Will the possibility of "Vince McMahon: The Ride" help USA Network land a TV deal with World Wrestling Entertainment? The network is laying out plenty of inducements -- including an affiliation with parent company NBC Universal’s theme parks -- in its negotiations.
Unfortunately, the network is not laying out a lot of money.
USA Network lost WWE’s main attraction, Monday night prime time matches, to Spike TV in 2000. But with WWE’s ratings fading on Spike, which has found the off-network rights to CBS hit CSI a more reliable investment, new Spike President Doug Herzog is not pursuing a new deal with WWE Chairman McMahon, though he does have the right to match any USA offer. (USA Network would not comment on the negotiations, and a WWE spokesman could not be reached.)

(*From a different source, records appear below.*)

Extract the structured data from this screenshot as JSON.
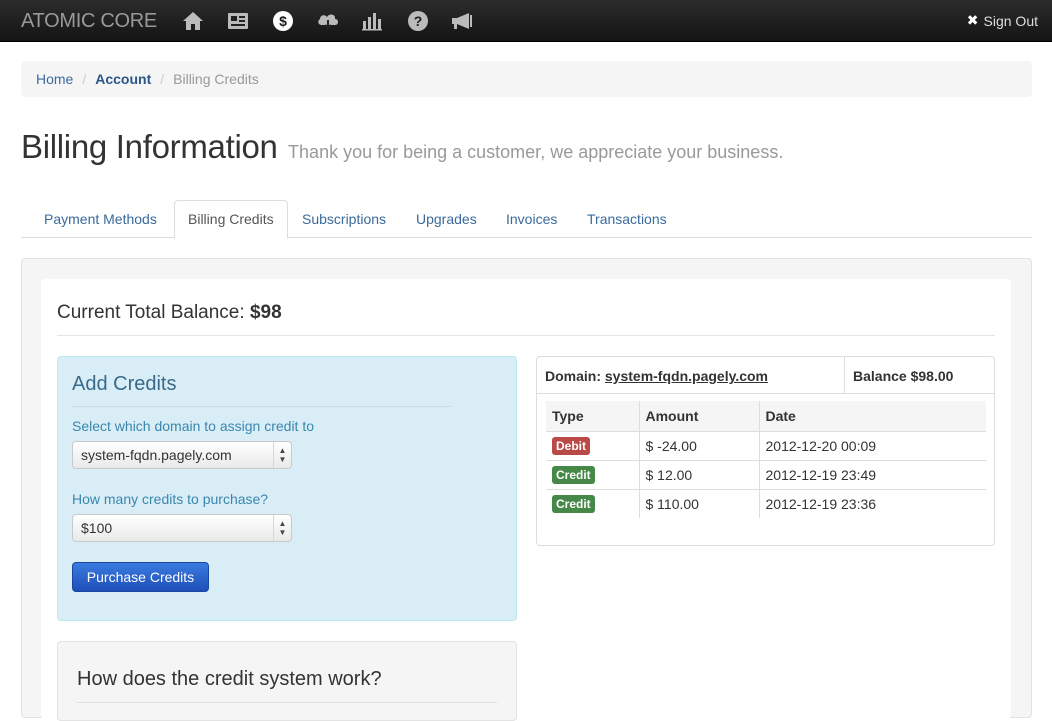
{
  "navbar": {
    "brand": "ATOMIC CORE",
    "icons": [
      "home-icon",
      "dashboard-icon",
      "dollar-icon",
      "cloud-download-icon",
      "bar-chart-icon",
      "help-icon",
      "megaphone-icon"
    ],
    "sign_out": "Sign Out",
    "background": "#1b1b1b"
  },
  "breadcrumb": {
    "home": "Home",
    "account": "Account",
    "current": "Billing Credits",
    "separator": "/"
  },
  "header": {
    "title": "Billing Information",
    "subtitle": "Thank you for being a customer, we appreciate your business."
  },
  "tabs": [
    {
      "label": "Payment Methods"
    },
    {
      "label": "Billing Credits",
      "active": true
    },
    {
      "label": "Subscriptions"
    },
    {
      "label": "Upgrades"
    },
    {
      "label": "Invoices"
    },
    {
      "label": "Transactions"
    }
  ],
  "balance": {
    "label": "Current Total Balance:",
    "value": "$98"
  },
  "add_credits": {
    "title": "Add Credits",
    "domain_label": "Select which domain to assign credit to",
    "domain_selected": "system-fqdn.pagely.com",
    "amount_label": "How many credits to purchase?",
    "amount_selected": "$100",
    "purchase_button": "Purchase Credits"
  },
  "how": {
    "title": "How does the credit system work?"
  },
  "domain_table": {
    "domain_label": "Domain:",
    "domain_value": "system-fqdn.pagely.com",
    "balance_label": "Balance $98.00",
    "columns": [
      "Type",
      "Amount",
      "Date"
    ],
    "rows": [
      {
        "type": "Debit",
        "amount": "$ -24.00",
        "date": "2012-12-20 00:09"
      },
      {
        "type": "Credit",
        "amount": "$ 12.00",
        "date": "2012-12-19 23:49"
      },
      {
        "type": "Credit",
        "amount": "$ 110.00",
        "date": "2012-12-19 23:36"
      }
    ]
  },
  "colors": {
    "link": "#3a6a9b",
    "debit": "#b94a48",
    "credit": "#468847",
    "info_box": "#d9edf7",
    "primary_button": "#2a62cc"
  }
}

SEC filings show that WWE was collecting $31 million annually from Spike TV, but WWE sold the ad time itself. Industry executives say that USA isn’t offering any big hike in the fee, instead relying on deal sweeteners, such as matches carried on NBC U’s Telemundo Spanish-language network; wrestling specials on NBC; and wrestling-based attractions and promotions at Universal’s theme parks.
When USA Network lost the rights five years ago, Spike offered its own enticements, including a plan to publish wrestling books and schedule a wrestling-based reality show on Viacom sibling MTV. But Spike also tripled WWE’s license fee.

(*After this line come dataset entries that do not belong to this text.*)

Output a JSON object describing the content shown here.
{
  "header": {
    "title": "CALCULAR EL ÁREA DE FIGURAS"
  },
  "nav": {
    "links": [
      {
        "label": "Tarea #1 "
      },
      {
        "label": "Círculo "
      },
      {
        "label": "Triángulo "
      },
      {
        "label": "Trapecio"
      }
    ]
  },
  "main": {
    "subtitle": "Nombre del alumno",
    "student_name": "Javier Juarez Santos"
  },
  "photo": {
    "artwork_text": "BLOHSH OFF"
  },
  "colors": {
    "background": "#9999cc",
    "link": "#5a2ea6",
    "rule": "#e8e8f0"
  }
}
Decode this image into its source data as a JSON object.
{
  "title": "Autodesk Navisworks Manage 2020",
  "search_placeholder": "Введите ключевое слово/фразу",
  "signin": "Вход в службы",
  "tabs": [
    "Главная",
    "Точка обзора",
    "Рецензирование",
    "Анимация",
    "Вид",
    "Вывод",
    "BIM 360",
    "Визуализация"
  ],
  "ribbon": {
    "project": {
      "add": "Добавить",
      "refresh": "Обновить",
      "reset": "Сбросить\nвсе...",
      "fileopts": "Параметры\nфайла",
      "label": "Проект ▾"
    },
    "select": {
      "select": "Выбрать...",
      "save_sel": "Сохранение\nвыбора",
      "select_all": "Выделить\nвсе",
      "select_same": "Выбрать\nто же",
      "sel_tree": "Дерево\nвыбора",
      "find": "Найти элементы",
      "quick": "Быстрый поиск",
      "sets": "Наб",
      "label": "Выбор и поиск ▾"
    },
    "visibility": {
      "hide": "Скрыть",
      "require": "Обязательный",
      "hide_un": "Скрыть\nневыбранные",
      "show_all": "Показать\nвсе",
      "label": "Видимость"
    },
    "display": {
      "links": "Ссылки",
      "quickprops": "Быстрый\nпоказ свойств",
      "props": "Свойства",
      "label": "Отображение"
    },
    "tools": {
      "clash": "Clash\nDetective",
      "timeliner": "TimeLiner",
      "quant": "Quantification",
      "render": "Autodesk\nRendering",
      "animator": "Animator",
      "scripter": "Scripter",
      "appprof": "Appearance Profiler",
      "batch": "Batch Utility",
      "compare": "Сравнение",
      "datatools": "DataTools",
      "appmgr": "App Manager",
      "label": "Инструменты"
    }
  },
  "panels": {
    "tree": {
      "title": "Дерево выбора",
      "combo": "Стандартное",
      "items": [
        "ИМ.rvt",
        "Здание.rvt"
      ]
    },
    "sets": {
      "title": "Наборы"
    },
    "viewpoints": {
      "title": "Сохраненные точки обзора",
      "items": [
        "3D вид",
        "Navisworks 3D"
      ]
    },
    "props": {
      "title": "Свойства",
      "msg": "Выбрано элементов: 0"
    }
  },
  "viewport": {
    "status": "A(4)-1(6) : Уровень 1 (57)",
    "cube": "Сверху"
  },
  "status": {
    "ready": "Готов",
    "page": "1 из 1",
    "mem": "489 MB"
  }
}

WWE isn’t quite the treasure it was back then, when USA Network rushed to court to try to stop Spike (then called TNN). Ratings are down by almost half, from a peak Nielsen household rating of 6.0 to 3.4 today.

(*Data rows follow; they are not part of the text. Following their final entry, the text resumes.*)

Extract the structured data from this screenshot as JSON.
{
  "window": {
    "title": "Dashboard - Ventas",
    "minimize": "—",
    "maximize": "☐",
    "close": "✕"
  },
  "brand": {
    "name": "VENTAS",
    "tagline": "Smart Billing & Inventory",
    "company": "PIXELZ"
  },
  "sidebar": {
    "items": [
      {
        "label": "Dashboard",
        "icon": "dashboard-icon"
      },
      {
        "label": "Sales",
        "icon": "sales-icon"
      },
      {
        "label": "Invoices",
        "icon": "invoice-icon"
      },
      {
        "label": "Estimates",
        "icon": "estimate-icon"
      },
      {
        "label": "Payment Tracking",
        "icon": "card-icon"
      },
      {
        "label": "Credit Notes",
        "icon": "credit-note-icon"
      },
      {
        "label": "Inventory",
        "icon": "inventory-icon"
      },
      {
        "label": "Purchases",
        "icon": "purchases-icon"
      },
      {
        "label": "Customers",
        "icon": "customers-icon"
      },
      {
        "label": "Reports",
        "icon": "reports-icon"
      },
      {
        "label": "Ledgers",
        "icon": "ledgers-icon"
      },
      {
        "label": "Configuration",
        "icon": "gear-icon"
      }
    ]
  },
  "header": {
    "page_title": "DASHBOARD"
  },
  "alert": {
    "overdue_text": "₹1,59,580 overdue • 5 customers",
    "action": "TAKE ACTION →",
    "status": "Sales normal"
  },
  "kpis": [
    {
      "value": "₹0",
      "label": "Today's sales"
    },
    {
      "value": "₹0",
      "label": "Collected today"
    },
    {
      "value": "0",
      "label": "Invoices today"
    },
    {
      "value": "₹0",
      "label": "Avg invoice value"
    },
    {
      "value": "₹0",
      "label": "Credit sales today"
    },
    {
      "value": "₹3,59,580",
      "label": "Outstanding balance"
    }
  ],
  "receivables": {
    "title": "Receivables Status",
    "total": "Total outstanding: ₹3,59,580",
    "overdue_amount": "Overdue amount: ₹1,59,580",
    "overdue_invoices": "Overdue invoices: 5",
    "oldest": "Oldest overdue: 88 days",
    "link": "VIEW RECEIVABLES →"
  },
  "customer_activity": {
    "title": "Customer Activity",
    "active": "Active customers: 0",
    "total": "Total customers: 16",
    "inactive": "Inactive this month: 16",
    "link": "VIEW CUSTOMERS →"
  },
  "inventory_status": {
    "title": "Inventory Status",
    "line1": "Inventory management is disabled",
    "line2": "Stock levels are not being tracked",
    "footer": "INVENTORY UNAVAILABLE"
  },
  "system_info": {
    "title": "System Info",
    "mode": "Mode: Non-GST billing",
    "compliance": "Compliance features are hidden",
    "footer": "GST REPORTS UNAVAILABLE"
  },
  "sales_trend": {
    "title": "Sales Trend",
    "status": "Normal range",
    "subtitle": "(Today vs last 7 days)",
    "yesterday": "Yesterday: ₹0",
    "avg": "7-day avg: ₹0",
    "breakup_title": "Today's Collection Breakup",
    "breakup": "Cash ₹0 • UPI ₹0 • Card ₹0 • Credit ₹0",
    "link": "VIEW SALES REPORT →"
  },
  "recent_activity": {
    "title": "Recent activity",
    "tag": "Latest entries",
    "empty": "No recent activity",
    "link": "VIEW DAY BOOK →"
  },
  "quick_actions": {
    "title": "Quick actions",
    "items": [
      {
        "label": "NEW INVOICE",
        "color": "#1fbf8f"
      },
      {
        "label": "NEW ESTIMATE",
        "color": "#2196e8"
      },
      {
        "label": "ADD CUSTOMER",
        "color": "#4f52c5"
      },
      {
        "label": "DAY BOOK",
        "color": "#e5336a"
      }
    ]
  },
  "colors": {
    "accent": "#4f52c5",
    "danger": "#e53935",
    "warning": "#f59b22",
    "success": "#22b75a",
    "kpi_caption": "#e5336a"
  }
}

However, the Monday matches remain one of the biggest draws on cable and are a magnet for young male viewers, so rasslin’s hardly on the ropes.